------ Supplied entries ------

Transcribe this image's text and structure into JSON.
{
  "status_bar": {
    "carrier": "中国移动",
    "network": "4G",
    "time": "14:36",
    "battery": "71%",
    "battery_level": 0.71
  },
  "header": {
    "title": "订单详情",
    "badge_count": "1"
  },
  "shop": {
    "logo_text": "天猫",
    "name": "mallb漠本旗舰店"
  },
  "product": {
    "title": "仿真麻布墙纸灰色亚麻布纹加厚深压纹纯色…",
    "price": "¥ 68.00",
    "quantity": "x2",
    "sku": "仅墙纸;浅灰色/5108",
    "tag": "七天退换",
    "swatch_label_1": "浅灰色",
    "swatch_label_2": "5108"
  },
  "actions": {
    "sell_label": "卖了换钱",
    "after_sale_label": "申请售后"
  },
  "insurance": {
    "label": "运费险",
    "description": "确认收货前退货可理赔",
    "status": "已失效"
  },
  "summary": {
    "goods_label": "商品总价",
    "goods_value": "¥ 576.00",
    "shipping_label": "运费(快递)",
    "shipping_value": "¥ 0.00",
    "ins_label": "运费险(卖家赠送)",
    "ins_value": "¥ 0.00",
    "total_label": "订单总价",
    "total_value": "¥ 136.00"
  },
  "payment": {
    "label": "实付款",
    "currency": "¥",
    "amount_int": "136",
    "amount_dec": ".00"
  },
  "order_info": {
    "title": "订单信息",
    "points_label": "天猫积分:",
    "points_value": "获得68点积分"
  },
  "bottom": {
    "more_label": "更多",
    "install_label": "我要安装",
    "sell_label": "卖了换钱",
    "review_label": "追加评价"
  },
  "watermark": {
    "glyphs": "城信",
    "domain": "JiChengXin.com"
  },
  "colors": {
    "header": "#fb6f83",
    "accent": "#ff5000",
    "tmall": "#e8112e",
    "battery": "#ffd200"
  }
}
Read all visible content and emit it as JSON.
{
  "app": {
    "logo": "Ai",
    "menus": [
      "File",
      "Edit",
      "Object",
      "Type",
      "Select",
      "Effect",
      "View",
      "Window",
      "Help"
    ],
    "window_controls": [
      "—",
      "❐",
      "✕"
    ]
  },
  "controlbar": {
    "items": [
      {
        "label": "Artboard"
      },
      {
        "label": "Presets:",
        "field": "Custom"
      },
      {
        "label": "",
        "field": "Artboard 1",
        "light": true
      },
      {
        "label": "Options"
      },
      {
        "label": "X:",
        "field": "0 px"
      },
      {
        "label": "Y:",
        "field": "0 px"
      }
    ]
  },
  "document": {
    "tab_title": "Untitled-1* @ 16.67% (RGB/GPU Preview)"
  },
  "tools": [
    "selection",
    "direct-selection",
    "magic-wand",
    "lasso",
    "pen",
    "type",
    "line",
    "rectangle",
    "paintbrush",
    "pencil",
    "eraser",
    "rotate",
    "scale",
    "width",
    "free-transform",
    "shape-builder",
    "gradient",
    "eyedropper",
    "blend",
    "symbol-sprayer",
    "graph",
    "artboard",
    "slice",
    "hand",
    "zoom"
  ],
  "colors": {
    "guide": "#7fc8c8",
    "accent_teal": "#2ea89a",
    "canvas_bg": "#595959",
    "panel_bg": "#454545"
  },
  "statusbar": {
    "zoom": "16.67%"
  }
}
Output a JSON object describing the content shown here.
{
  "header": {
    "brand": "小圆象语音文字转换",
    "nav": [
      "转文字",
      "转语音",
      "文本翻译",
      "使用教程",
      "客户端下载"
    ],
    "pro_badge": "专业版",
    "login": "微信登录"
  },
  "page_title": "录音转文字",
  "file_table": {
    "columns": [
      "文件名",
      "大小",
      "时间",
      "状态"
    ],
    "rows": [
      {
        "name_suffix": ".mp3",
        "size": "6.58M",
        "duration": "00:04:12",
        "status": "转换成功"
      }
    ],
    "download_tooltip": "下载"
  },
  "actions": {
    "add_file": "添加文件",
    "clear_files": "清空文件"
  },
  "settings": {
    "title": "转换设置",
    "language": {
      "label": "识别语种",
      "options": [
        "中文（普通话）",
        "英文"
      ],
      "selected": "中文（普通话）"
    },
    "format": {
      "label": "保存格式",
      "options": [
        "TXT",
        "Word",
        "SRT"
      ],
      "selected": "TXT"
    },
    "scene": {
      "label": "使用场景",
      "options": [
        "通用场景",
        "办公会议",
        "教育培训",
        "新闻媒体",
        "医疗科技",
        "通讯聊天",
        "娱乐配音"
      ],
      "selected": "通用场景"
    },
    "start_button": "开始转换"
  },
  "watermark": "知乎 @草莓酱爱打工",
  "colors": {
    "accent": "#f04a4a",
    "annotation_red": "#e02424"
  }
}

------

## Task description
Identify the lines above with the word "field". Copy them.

## Task output
        "field": "Custom"
        "field": "Artboard 1",
        "field": "0 px"
        "field": "0 px"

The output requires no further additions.